• Records provided:
========

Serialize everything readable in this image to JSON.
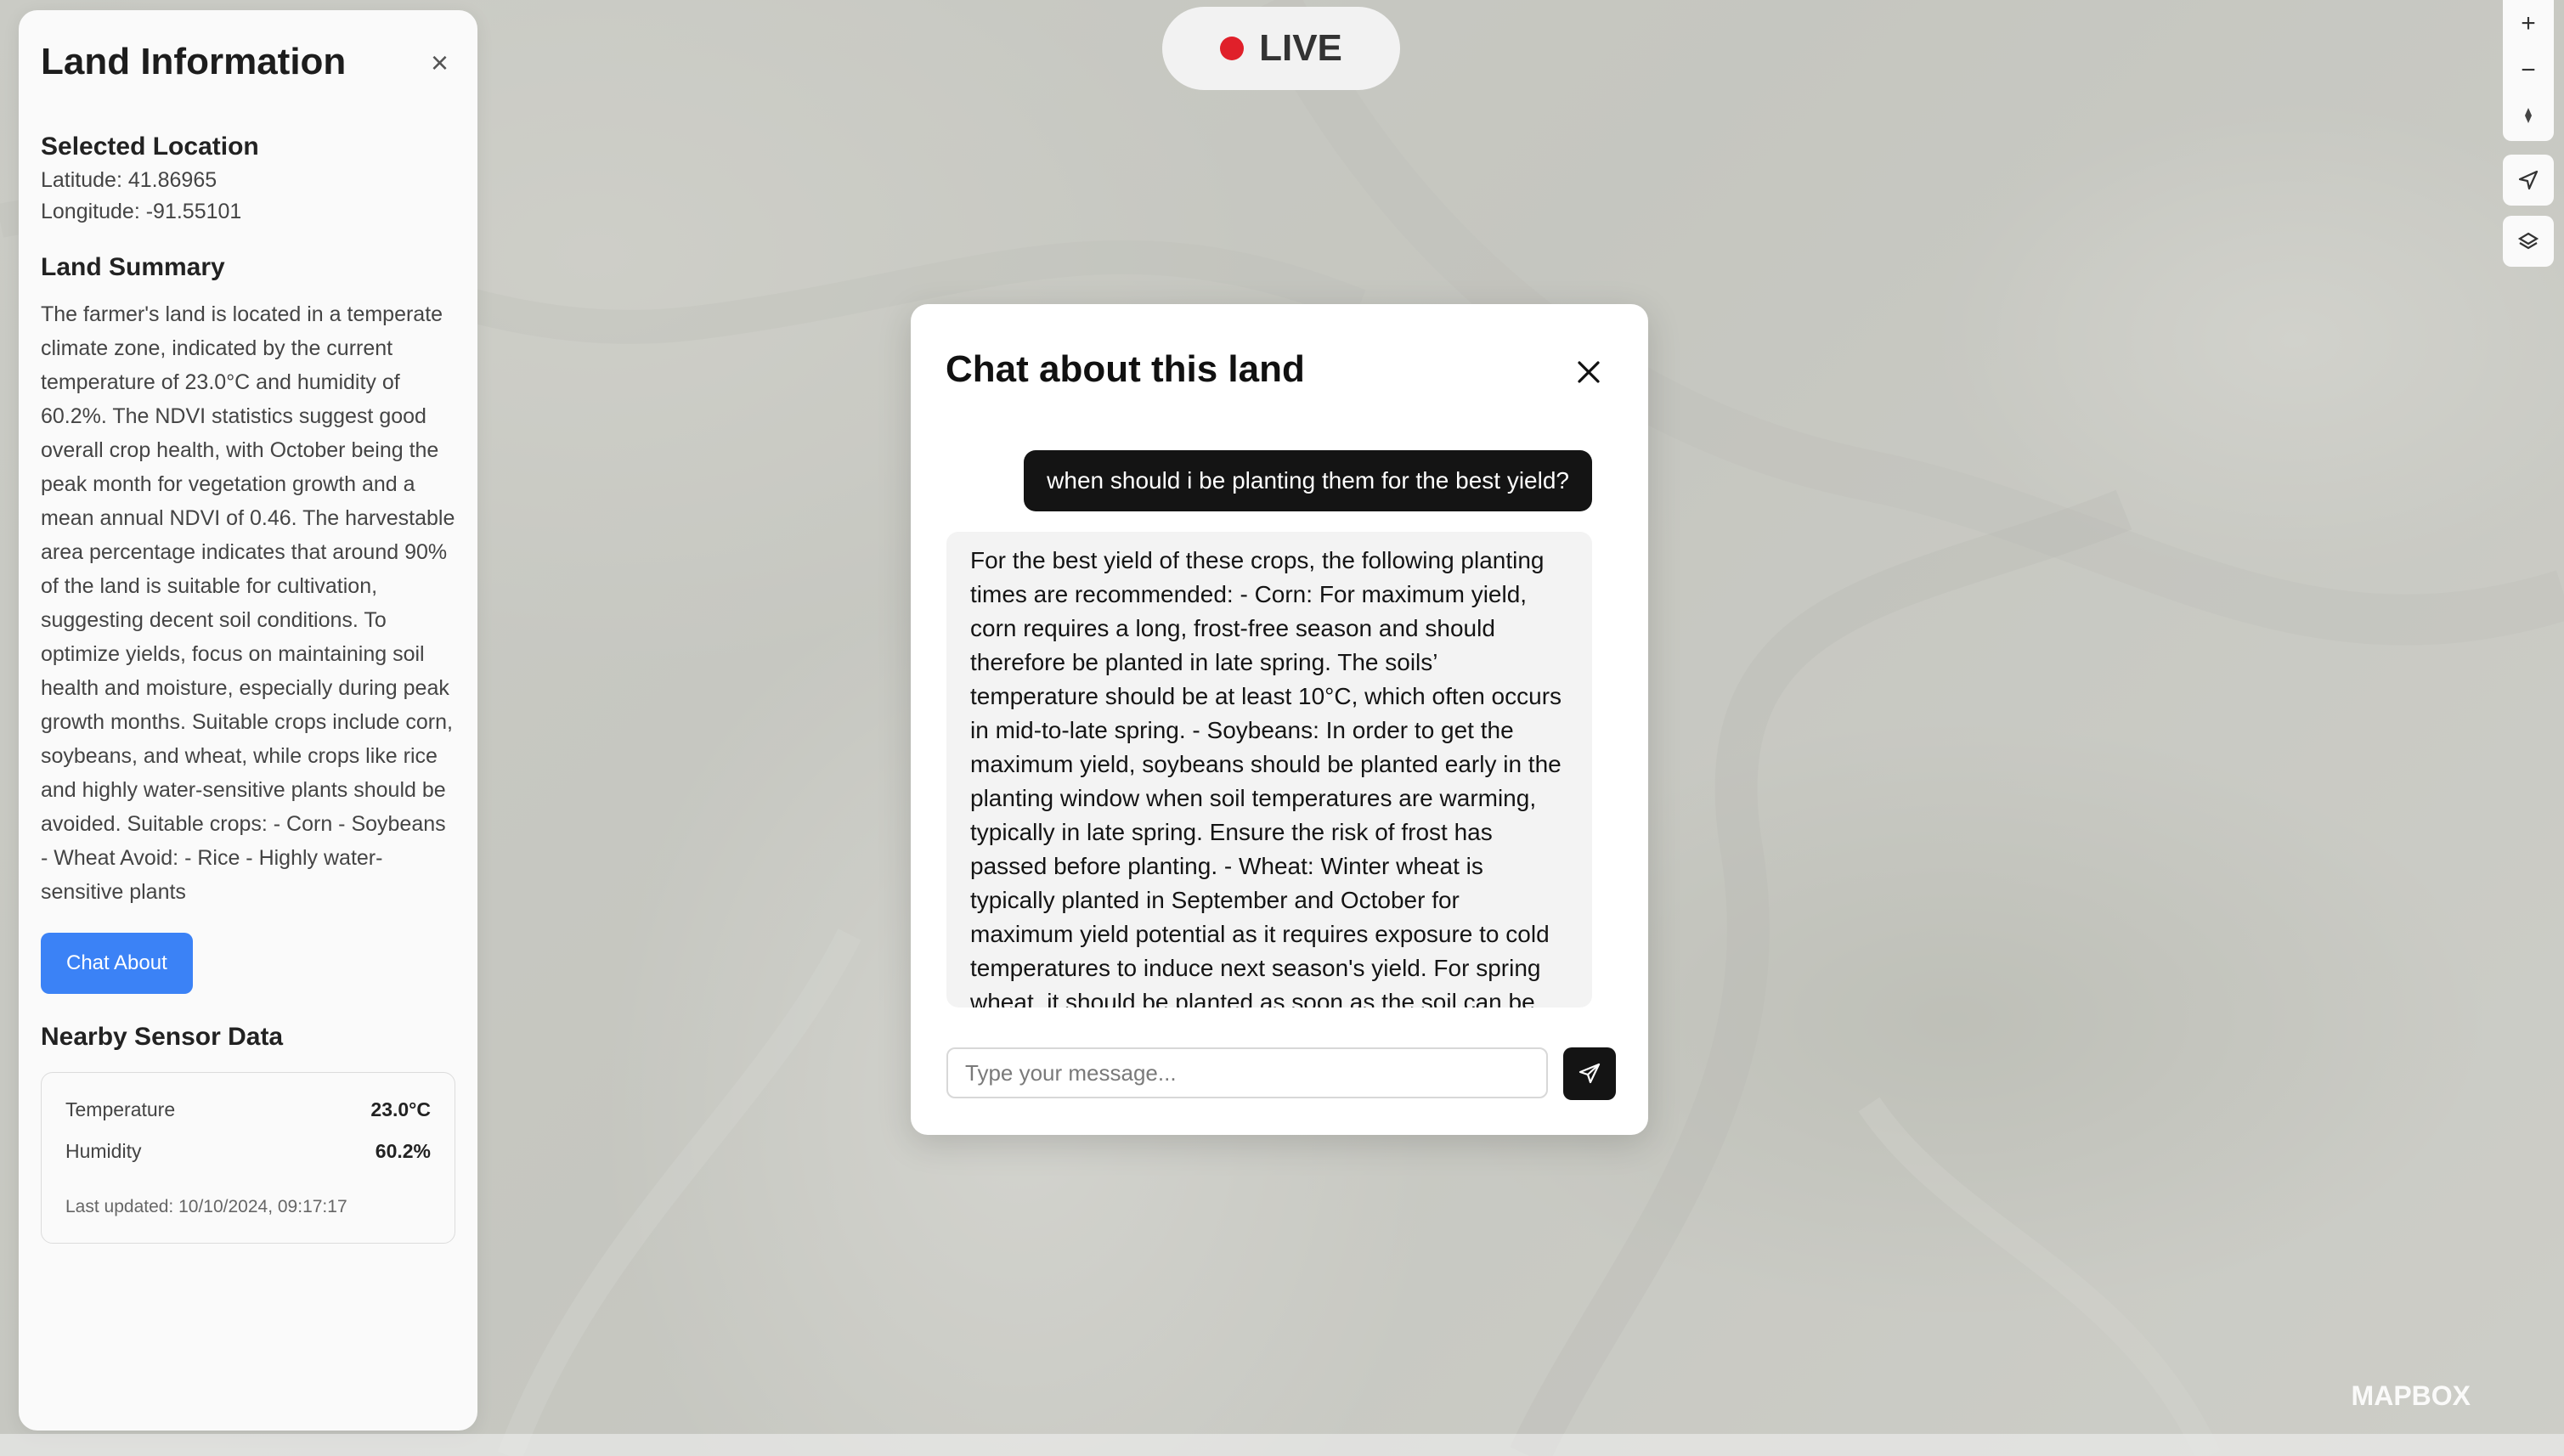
{
  "side_panel": {
    "title": "Land Information",
    "close_label": "×",
    "selected_location_heading": "Selected Location",
    "latitude": "Latitude: 41.86965",
    "longitude": "Longitude: -91.55101",
    "land_summary_heading": "Land Summary",
    "summary_text": "The farmer's land is located in a temperate climate zone, indicated by the current temperature of 23.0°C and humidity of 60.2%. The NDVI statistics suggest good overall crop health, with October being the peak month for vegetation growth and a mean annual NDVI of 0.46. The harvestable area percentage indicates that around 90% of the land is suitable for cultivation, suggesting decent soil conditions. To optimize yields, focus on maintaining soil health and moisture, especially during peak growth months. Suitable crops include corn, soybeans, and wheat, while crops like rice and highly water-sensitive plants should be avoided. Suitable crops: - Corn - Soybeans - Wheat Avoid: - Rice - Highly water-sensitive plants",
    "chat_button": "Chat About",
    "sensor_heading": "Nearby Sensor Data",
    "sensor_rows": [
      {
        "label": "Temperature",
        "value": "23.0°C"
      },
      {
        "label": "Humidity",
        "value": "60.2%"
      }
    ],
    "last_updated": "Last updated: 10/10/2024, 09:17:17"
  },
  "top_pill": {
    "label": "LIVE"
  },
  "map": {
    "zoom_in": "+",
    "zoom_out": "−",
    "attribution": "MAPBOX",
    "colors": {
      "overlay": "rgba(255,255,255,0.5)"
    }
  },
  "modal": {
    "title": "Chat about this land",
    "close_icon": "close-icon",
    "messages": {
      "user": "when should i be planting them for the best yield?",
      "assistant": "For the best yield of these crops, the following planting times are recommended: - Corn: For maximum yield, corn requires a long, frost-free season and should therefore be planted in late spring. The soils’ temperature should be at least 10°C, which often occurs in mid-to-late spring. - Soybeans: In order to get the maximum yield, soybeans should be planted early in the planting window when soil temperatures are warming, typically in late spring. Ensure the risk of frost has passed before planting. - Wheat: Winter wheat is typically planted in September and October for maximum yield potential as it requires exposure to cold temperatures to induce next season's yield. For spring wheat, it should be planted as soon as the soil can be worked"
    },
    "input": {
      "placeholder": "Type your message...",
      "value": ""
    },
    "send_icon": "send-icon"
  }
}
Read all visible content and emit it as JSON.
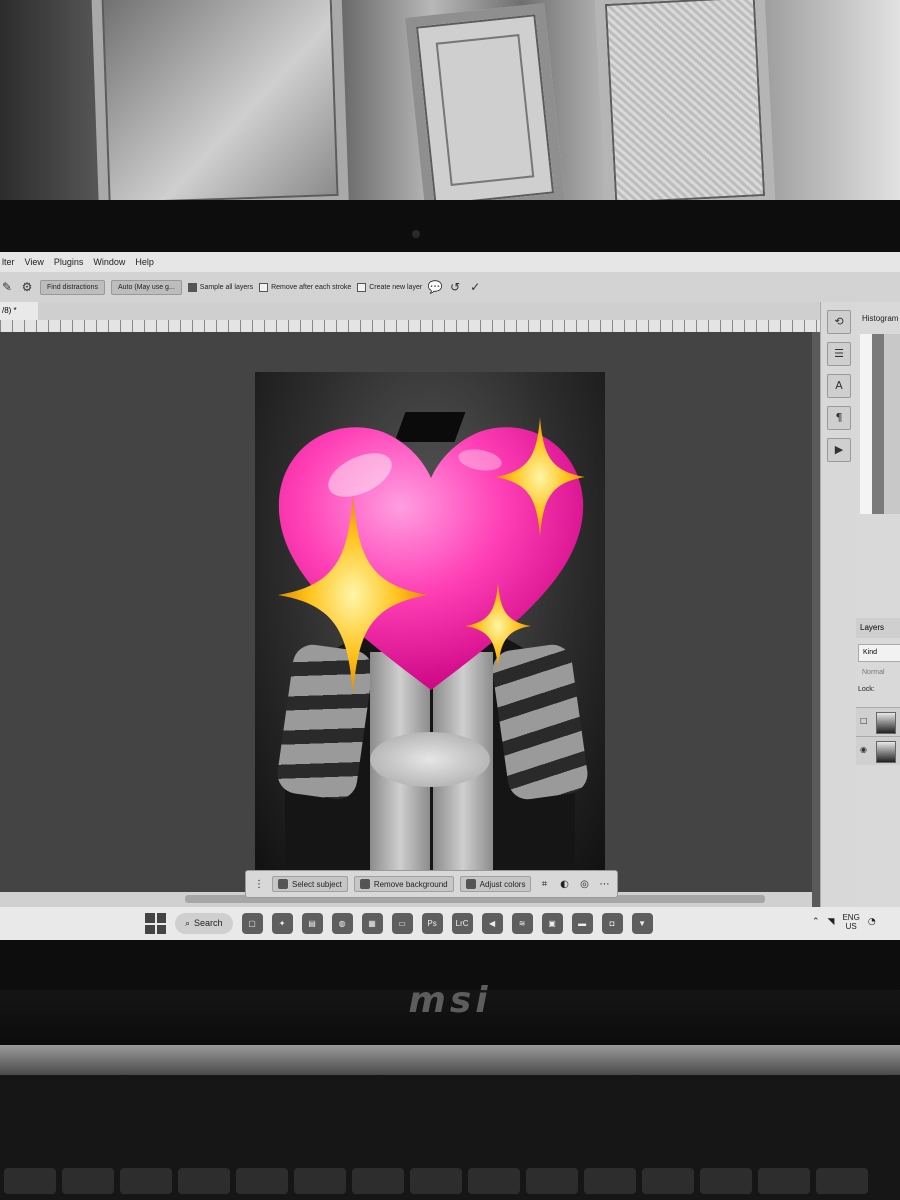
{
  "menubar": {
    "items": [
      "lter",
      "View",
      "Plugins",
      "Window",
      "Help"
    ]
  },
  "options_bar": {
    "find_button": "Find distractions",
    "mode_select": "Auto (May use g...",
    "sample_all_layers": "Sample all layers",
    "remove_after_stroke": "Remove after each stroke",
    "create_new_layer": "Create new layer",
    "sample_all_checked": true
  },
  "document_tab": {
    "label": "/8) *"
  },
  "contextual_bar": {
    "select_subject": "Select subject",
    "remove_background": "Remove background",
    "adjust_colors": "Adjust colors"
  },
  "right_panel": {
    "histogram_label": "Histogram",
    "layers_label": "Layers",
    "kind_label": "Kind",
    "blend_mode": "Normal",
    "lock_label": "Lock:"
  },
  "taskbar": {
    "search_label": "Search",
    "app_labels": [
      "Ps",
      "LrC"
    ],
    "lang_top": "ENG",
    "lang_bottom": "US"
  },
  "laptop": {
    "brand": "msi"
  },
  "colors": {
    "heart_pink": "#ff3fb6",
    "sparkle_gold": "#ffc21a",
    "ui_light": "#d8d8d8",
    "canvas_gray": "#444444"
  }
}
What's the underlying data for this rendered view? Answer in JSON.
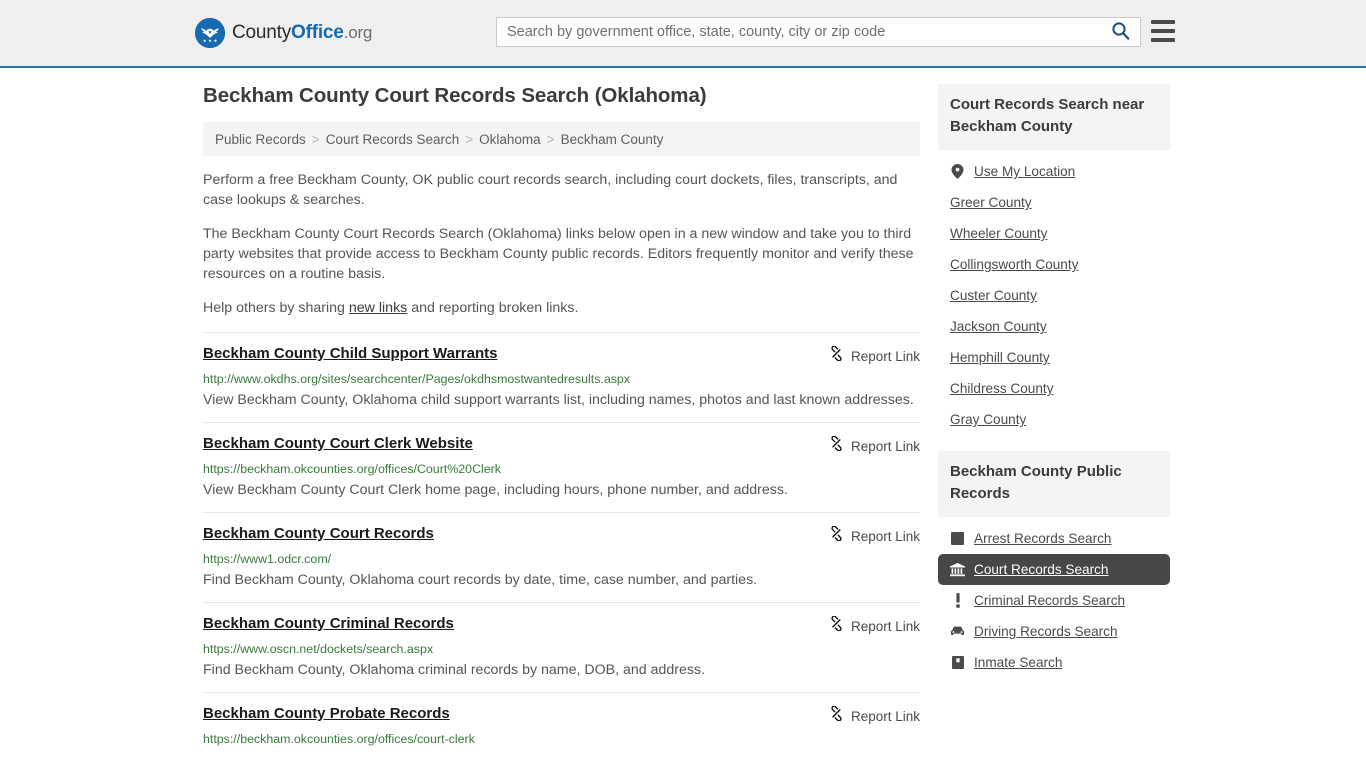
{
  "header": {
    "logo": {
      "part1": "County",
      "part2": "Office",
      "part3": ".org",
      "icon": "eagle-stars-seal-icon"
    },
    "search": {
      "placeholder": "Search by government office, state, county, city or zip code",
      "value": "",
      "search_icon": "search-icon"
    },
    "menu_icon": "hamburger-menu-icon",
    "accent_color": "#2a74a8"
  },
  "main": {
    "title": "Beckham County Court Records Search (Oklahoma)",
    "breadcrumb": [
      "Public Records",
      "Court Records Search",
      "Oklahoma",
      "Beckham County"
    ],
    "breadcrumb_separator": ">",
    "intro": {
      "p1": "Perform a free Beckham County, OK public court records search, including court dockets, files, transcripts, and case lookups & searches.",
      "p2": "The Beckham County Court Records Search (Oklahoma) links below open in a new window and take you to third party websites that provide access to Beckham County public records. Editors frequently monitor and verify these resources on a routine basis.",
      "p3_before": "Help others by sharing ",
      "p3_link": "new links",
      "p3_after": " and reporting broken links."
    },
    "report_label": "Report Link",
    "report_icon": "broken-link-icon",
    "results": [
      {
        "title": "Beckham County Child Support Warrants",
        "url": "http://www.okdhs.org/sites/searchcenter/Pages/okdhsmostwantedresults.aspx",
        "description": "View Beckham County, Oklahoma child support warrants list, including names, photos and last known addresses."
      },
      {
        "title": "Beckham County Court Clerk Website",
        "url": "https://beckham.okcounties.org/offices/Court%20Clerk",
        "description": "View Beckham County Court Clerk home page, including hours, phone number, and address."
      },
      {
        "title": "Beckham County Court Records",
        "url": "https://www1.odcr.com/",
        "description": "Find Beckham County, Oklahoma court records by date, time, case number, and parties."
      },
      {
        "title": "Beckham County Criminal Records",
        "url": "https://www.oscn.net/dockets/search.aspx",
        "description": "Find Beckham County, Oklahoma criminal records by name, DOB, and address."
      },
      {
        "title": "Beckham County Probate Records",
        "url": "https://beckham.okcounties.org/offices/court-clerk",
        "description": ""
      }
    ]
  },
  "sidebar": {
    "nearby": {
      "heading": "Court Records Search near Beckham County",
      "items": [
        {
          "label": "Use My Location",
          "icon": "map-pin-icon",
          "has_icon": true
        },
        {
          "label": "Greer County",
          "icon": "",
          "has_icon": false
        },
        {
          "label": "Wheeler County",
          "icon": "",
          "has_icon": false
        },
        {
          "label": "Collingsworth County",
          "icon": "",
          "has_icon": false
        },
        {
          "label": "Custer County",
          "icon": "",
          "has_icon": false
        },
        {
          "label": "Jackson County",
          "icon": "",
          "has_icon": false
        },
        {
          "label": "Hemphill County",
          "icon": "",
          "has_icon": false
        },
        {
          "label": "Childress County",
          "icon": "",
          "has_icon": false
        },
        {
          "label": "Gray County",
          "icon": "",
          "has_icon": false
        }
      ]
    },
    "public_records": {
      "heading": "Beckham County Public Records",
      "active_index": 1,
      "items": [
        {
          "label": "Arrest Records Search",
          "icon": "fingerprint-square-icon"
        },
        {
          "label": "Court Records Search",
          "icon": "courthouse-icon"
        },
        {
          "label": "Criminal Records Search",
          "icon": "exclamation-icon"
        },
        {
          "label": "Driving Records Search",
          "icon": "car-icon"
        },
        {
          "label": "Inmate Search",
          "icon": "inmate-icon"
        }
      ]
    }
  }
}
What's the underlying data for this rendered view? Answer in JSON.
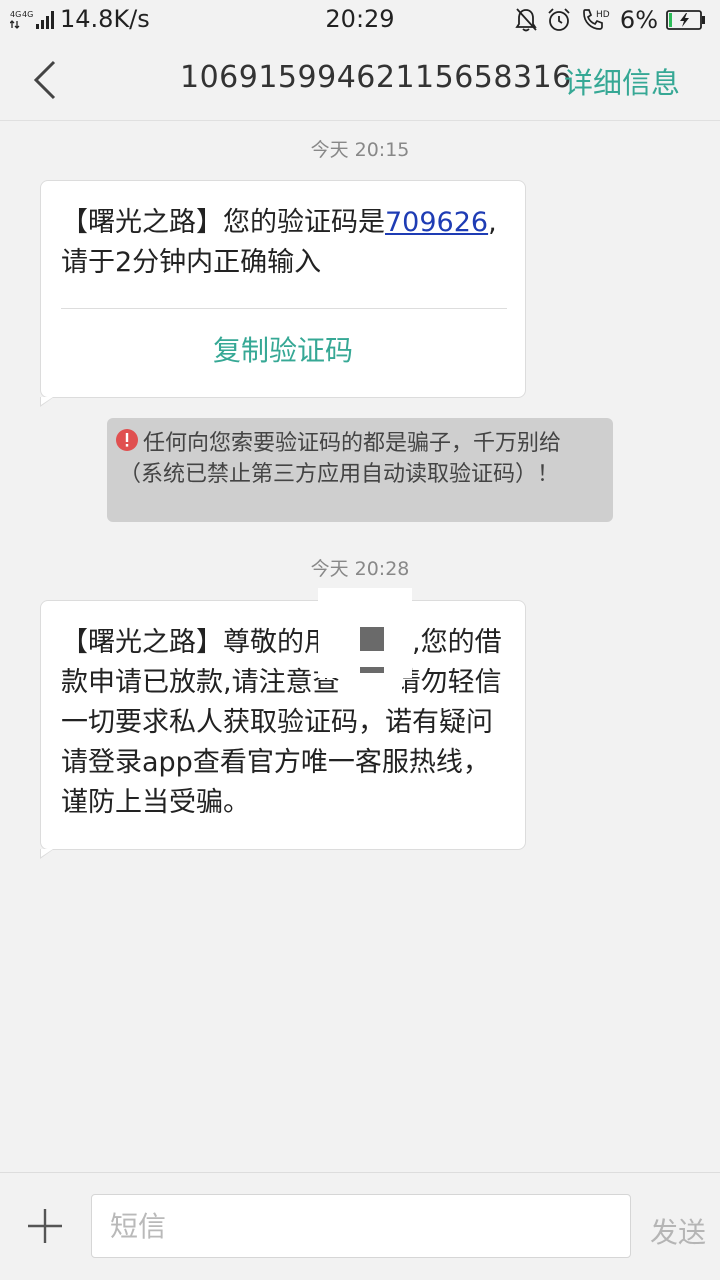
{
  "status_bar": {
    "network_label": "4G 4G",
    "speed": "14.8K/s",
    "time": "20:29",
    "battery": "6%"
  },
  "header": {
    "title": "10691599462115658316",
    "detail_label": "详细信息"
  },
  "messages": [
    {
      "timestamp": "今天  20:15",
      "prefix": "【曙光之路】您的验证码是",
      "code": "709626",
      "suffix": ",请于2分钟内正确输入",
      "copy_label": "复制验证码"
    },
    {
      "timestamp": "今天  20:28",
      "text": "【曙光之路】尊敬的用户您好,您的借款申请已放款,请注意查收。请勿轻信一切要求私人获取验证码，诺有疑问请登录app查看官方唯一客服热线，谨防上当受骗。"
    }
  ],
  "warning": {
    "text": "任何向您索要验证码的都是骗子，千万别给（系统已禁止第三方应用自动读取验证码）！"
  },
  "input_bar": {
    "placeholder": "短信",
    "send_label": "发送"
  },
  "colors": {
    "accent": "#36a895",
    "link": "#1e3cb4",
    "warning_bg": "#cfcfcf",
    "warning_icon": "#e05050"
  }
}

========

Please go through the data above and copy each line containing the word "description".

        "description": "View Beckham County, Oklahoma child support warrants list, including names, photos and last known addresses."
        "description": "View Beckham County Court Clerk home page, including hours, phone number, and address."
        "description": "Find Beckham County, Oklahoma court records by date, time, case number, and parties."
        "description": "Find Beckham County, Oklahoma criminal records by name, DOB, and address."
        "description": ""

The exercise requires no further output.